» **WORK INSTRUCTION**: Every entry below is to be copied exactly as written.

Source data
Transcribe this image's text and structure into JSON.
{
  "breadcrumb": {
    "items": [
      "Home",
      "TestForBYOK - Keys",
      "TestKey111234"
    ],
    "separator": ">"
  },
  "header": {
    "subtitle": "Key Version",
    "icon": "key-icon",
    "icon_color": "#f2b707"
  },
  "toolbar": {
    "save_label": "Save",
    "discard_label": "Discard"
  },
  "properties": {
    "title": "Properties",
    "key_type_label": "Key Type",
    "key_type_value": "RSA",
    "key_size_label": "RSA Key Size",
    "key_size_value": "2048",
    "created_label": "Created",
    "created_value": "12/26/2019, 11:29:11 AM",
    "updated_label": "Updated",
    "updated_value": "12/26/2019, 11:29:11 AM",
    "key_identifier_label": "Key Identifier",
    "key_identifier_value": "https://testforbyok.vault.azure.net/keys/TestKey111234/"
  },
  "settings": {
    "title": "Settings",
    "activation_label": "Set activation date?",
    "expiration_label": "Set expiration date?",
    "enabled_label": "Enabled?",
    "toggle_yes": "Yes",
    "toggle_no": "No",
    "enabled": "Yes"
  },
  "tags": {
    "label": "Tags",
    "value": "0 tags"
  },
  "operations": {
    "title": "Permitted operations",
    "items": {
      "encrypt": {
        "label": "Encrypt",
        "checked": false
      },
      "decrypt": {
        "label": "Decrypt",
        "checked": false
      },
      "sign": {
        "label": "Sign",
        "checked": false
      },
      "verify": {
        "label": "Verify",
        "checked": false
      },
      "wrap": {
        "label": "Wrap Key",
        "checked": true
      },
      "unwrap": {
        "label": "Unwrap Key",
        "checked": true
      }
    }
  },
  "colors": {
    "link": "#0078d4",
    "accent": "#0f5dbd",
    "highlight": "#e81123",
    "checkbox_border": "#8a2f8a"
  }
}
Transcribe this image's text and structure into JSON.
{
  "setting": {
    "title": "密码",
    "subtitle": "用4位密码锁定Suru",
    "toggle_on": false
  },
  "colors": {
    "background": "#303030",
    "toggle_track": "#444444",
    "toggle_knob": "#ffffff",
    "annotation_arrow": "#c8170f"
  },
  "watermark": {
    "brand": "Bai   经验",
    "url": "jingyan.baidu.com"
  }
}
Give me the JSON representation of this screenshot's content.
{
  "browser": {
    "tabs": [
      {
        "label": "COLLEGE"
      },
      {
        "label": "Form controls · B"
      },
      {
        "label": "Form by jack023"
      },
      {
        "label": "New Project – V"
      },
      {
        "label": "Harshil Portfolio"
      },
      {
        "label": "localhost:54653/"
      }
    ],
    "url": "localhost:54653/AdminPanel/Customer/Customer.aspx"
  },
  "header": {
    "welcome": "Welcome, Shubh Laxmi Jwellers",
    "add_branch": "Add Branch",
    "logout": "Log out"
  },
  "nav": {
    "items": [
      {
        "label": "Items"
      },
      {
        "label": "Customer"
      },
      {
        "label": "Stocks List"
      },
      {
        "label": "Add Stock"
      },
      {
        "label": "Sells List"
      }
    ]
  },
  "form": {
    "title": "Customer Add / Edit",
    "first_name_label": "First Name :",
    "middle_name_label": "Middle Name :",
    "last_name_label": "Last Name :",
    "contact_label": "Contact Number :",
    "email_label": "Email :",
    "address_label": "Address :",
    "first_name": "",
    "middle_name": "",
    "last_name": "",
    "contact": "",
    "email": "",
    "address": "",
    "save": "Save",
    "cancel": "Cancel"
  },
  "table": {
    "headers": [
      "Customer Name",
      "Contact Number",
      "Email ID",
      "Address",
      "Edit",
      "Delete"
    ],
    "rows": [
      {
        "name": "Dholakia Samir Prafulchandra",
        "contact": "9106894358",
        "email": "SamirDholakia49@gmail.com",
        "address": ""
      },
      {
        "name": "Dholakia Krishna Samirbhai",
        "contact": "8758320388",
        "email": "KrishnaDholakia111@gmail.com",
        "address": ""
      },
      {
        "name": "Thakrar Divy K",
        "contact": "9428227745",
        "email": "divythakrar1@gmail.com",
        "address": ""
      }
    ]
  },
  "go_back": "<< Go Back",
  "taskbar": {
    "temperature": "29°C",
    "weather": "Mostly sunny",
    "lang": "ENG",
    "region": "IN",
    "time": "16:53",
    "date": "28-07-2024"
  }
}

» **RESPONSE TO THE TASK**:
Transcribe this image's text and structure into JSON.
{
  "breadcrumb": {
    "items": [
      "Home",
      "TestForBYOK - Keys",
      "TestKey111234"
    ],
    "separator": ">"
  },
  "header": {
    "subtitle": "Key Version",
    "icon": "key-icon",
    "icon_color": "#f2b707"
  },
  "toolbar": {
    "save_label": "Save",
    "discard_label": "Discard"
  },
  "properties": {
    "title": "Properties",
    "key_type_label": "Key Type",
    "key_type_value": "RSA",
    "key_size_label": "RSA Key Size",
    "key_size_value": "2048",
    "created_label": "Created",
    "created_value": "12/26/2019, 11:29:11 AM",
    "updated_label": "Updated",
    "updated_value": "12/26/2019, 11:29:11 AM",
    "key_identifier_label": "Key Identifier",
    "key_identifier_value": "https://testforbyok.vault.azure.net/keys/TestKey111234/"
  },
  "settings": {
    "title": "Settings",
    "activation_label": "Set activation date?",
    "expiration_label": "Set expiration date?",
    "enabled_label": "Enabled?",
    "toggle_yes": "Yes",
    "toggle_no": "No",
    "enabled": "Yes"
  },
  "tags": {
    "label": "Tags",
    "value": "0 tags"
  },
  "operations": {
    "title": "Permitted operations",
    "items": {
      "encrypt": {
        "label": "Encrypt",
        "checked": false
      },
      "decrypt": {
        "label": "Decrypt",
        "checked": false
      },
      "sign": {
        "label": "Sign",
        "checked": false
      },
      "verify": {
        "label": "Verify",
        "checked": false
      },
      "wrap": {
        "label": "Wrap Key",
        "checked": true
      },
      "unwrap": {
        "label": "Unwrap Key",
        "checked": true
      }
    }
  },
  "colors": {
    "link": "#0078d4",
    "accent": "#0f5dbd",
    "highlight": "#e81123",
    "checkbox_border": "#8a2f8a"
  }
}
Transcribe this image's text and structure into JSON.
{
  "setting": {
    "title": "密码",
    "subtitle": "用4位密码锁定Suru",
    "toggle_on": false
  },
  "colors": {
    "background": "#303030",
    "toggle_track": "#444444",
    "toggle_knob": "#ffffff",
    "annotation_arrow": "#c8170f"
  },
  "watermark": {
    "brand": "Bai   经验",
    "url": "jingyan.baidu.com"
  }
}
Give me the JSON representation of this screenshot's content.
{
  "browser": {
    "tabs": [
      {
        "label": "COLLEGE"
      },
      {
        "label": "Form controls · B"
      },
      {
        "label": "Form by jack023"
      },
      {
        "label": "New Project – V"
      },
      {
        "label": "Harshil Portfolio"
      },
      {
        "label": "localhost:54653/"
      }
    ],
    "url": "localhost:54653/AdminPanel/Customer/Customer.aspx"
  },
  "header": {
    "welcome": "Welcome, Shubh Laxmi Jwellers",
    "add_branch": "Add Branch",
    "logout": "Log out"
  },
  "nav": {
    "items": [
      {
        "label": "Items"
      },
      {
        "label": "Customer"
      },
      {
        "label": "Stocks List"
      },
      {
        "label": "Add Stock"
      },
      {
        "label": "Sells List"
      }
    ]
  },
  "form": {
    "title": "Customer Add / Edit",
    "first_name_label": "First Name :",
    "middle_name_label": "Middle Name :",
    "last_name_label": "Last Name :",
    "contact_label": "Contact Number :",
    "email_label": "Email :",
    "address_label": "Address :",
    "first_name": "",
    "middle_name": "",
    "last_name": "",
    "contact": "",
    "email": "",
    "address": "",
    "save": "Save",
    "cancel": "Cancel"
  },
  "table": {
    "headers": [
      "Customer Name",
      "Contact Number",
      "Email ID",
      "Address",
      "Edit",
      "Delete"
    ],
    "rows": [
      {
        "name": "Dholakia Samir Prafulchandra",
        "contact": "9106894358",
        "email": "SamirDholakia49@gmail.com",
        "address": ""
      },
      {
        "name": "Dholakia Krishna Samirbhai",
        "contact": "8758320388",
        "email": "KrishnaDholakia111@gmail.com",
        "address": ""
      },
      {
        "name": "Thakrar Divy K",
        "contact": "9428227745",
        "email": "divythakrar1@gmail.com",
        "address": ""
      }
    ]
  },
  "go_back": "<< Go Back",
  "taskbar": {
    "temperature": "29°C",
    "weather": "Mostly sunny",
    "lang": "ENG",
    "region": "IN",
    "time": "16:53",
    "date": "28-07-2024"
  }
}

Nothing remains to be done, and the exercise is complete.